Next, there is always the problem of bad bacteria oxidizing the omega-3s in the gut. If this is occurring, the omega-3s will not be beneficial and may even be even harmful. A comprehensive stool analysis (CSA) or Stool Effect test (Metametrix) would be in order at the onset to make sure the omega-3s are being well received at the gut level. If gut imbalance exists, rebalancing the gut with probiotics is recommended.
There is still a chance of oxidation of omega-3s even after they are absorbed in blood, so oxidative blood markers like lipid peroxides, hsCRP (highly sensitive C-reactive protein), hemoglobin A1C, fibrinogen, and 8OHDG (measures oxidative stress to DNA) would be good to know. If there is a lot of intravascular oxidative stress, this certainly could mean there is some oxidation of the omega-3s. This is why some data supports combining antioxidants with omega-3s to minimize oxidation.
Before taking any measures of DHA in the red blood cell membranes, the first step should be cleaning up the gut and reversing or at least decreasing inflammatory markers as mentioned above.
A follow-up RBC membrane analysis near or at end of study would be crucial. If adequate repletion of omega-3s is not found you may be able to assume in all likelihood the brain has not gotten its fair share of omega-3s either. We can’t be certain, however, since the brain could preferentially take up omega-3s over blood, but I tend to doubt it since the blood would see the omega-3s first.
This study looked at patients who had already been diagnosed with Alzheimer’s, but we know that the development of Alzheimer’s begins long before symptoms appear. Studies looking at fish oil supplementation BEFORE symptom onset have found a protective effect. Additionally, EPA is an important omega-3 also found in fish oil, but not used in the current study.
In addition, there are some small studies and anecdotal cases about the value of the saturated fat coconut oil reversing Alzheimer’s. It is thought this fat may be absorbed as a fuel by the brain, rather than glucose and may decrease insulin resistance in brain. Insulin resistance in the brain (also known as type 3 diabetes) is a major factor in all neurodegeneration, and especially Alzheimer’s disease.
I also think a person who has cleaned up vascular inflammation and gut issues could do well with stem cells for Alzheimer’s. I know of at least one woman who is doing quite well after stem cell therapy for her Alzheimer’s.
This was a typical medical study looking at one product and one end point.
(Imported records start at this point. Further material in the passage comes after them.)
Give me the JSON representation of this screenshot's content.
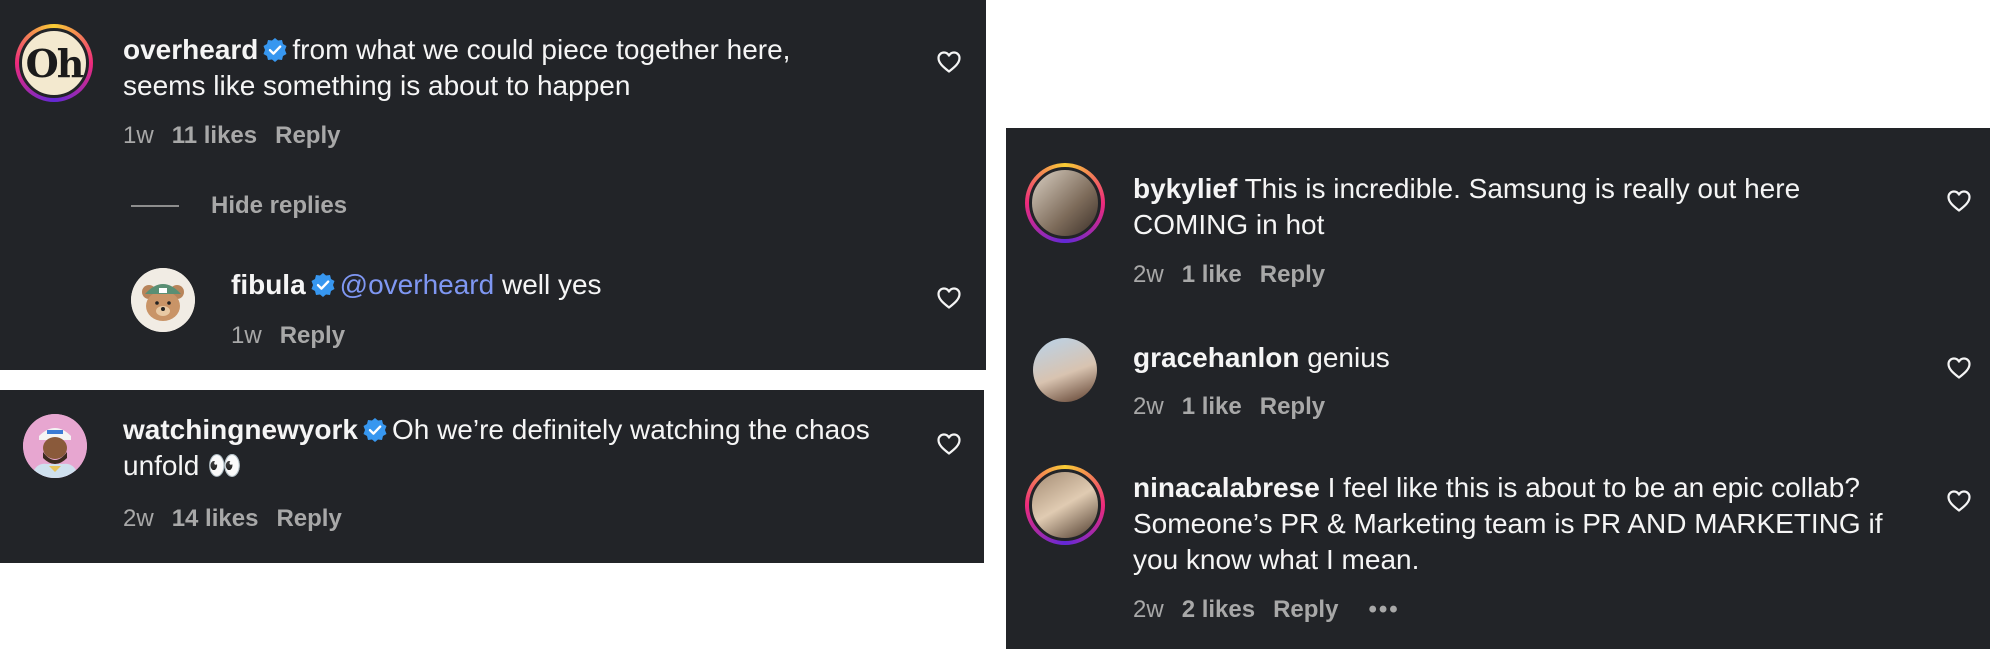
{
  "colors": {
    "panel_bg": "#222428",
    "text": "#f5f5f5",
    "meta": "#a8a8a8",
    "mention": "#7f97f2",
    "verified": "#3797f0"
  },
  "icons": {
    "heart": "heart-outline-icon",
    "verified": "verified-badge-icon"
  },
  "comments": [
    {
      "username": "overheard",
      "verified": true,
      "text": "from what we could piece together here,",
      "text_line2": "seems like something is about to happen",
      "time": "1w",
      "likes": "11 likes",
      "reply": "Reply",
      "hide_replies": "Hide replies",
      "avatar_text": "Oh",
      "replies": [
        {
          "username": "fibula",
          "verified": true,
          "mention": "@overheard",
          "text": "well yes",
          "time": "1w",
          "reply": "Reply"
        }
      ]
    },
    {
      "username": "watchingnewyork",
      "verified": true,
      "text": "Oh we’re definitely watching the chaos",
      "text_line2": "unfold 👀",
      "time": "2w",
      "likes": "14 likes",
      "reply": "Reply"
    },
    {
      "username": "bykylief",
      "verified": false,
      "text": "This is incredible. Samsung is really out here",
      "text_line2": "COMING in hot",
      "time": "2w",
      "likes": "1 like",
      "reply": "Reply"
    },
    {
      "username": "gracehanlon",
      "verified": false,
      "text": "genius",
      "time": "2w",
      "likes": "1 like",
      "reply": "Reply"
    },
    {
      "username": "ninacalabrese",
      "verified": false,
      "text": "I feel like this is about to be an epic collab?",
      "text_line2": "Someone’s PR & Marketing team is PR AND MARKETING if",
      "text_line3": "you know what I mean.",
      "time": "2w",
      "likes": "2 likes",
      "reply": "Reply",
      "more": "•••"
    }
  ]
}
They found that when taking a lot of DHA, blood level and cerebrospinal fluid increased and yet, people with a significant degree of Alzheimer’s did not improve. That does not mean that fish oils are not beneficial for the brain. DHA is the most abundant fat in the brain, and resulted in positive effects when administered to patients with mild Alzheimer’s disease.1
Single nutrients (and for that matter most drugs) ARE NOT MAGIC BULLETS! Medical researchers need to take a systems biology approach—think whole symphony orchestra, not just the piano player (regardless of how well he/she plays). The role of diet, digestive health, stress reduction, inflammation reduction, detoxification of heavy metals and fat soluble toxins, adequate sleep, good elimination, moderate exercise, and psycho-emotional-spiritual balance all play a role in a person’s overall health. We need a symphony—not just a piano player—to make truly complex and beautiful music just as we need a symphony of nutrients to sustain a biochemically balanced person!
1. T. Hartmann, et al., “ Alzheimer’s disease: the lipid connection.” J Neurochem. 2007 Nov;103 Suppl 1:159-70.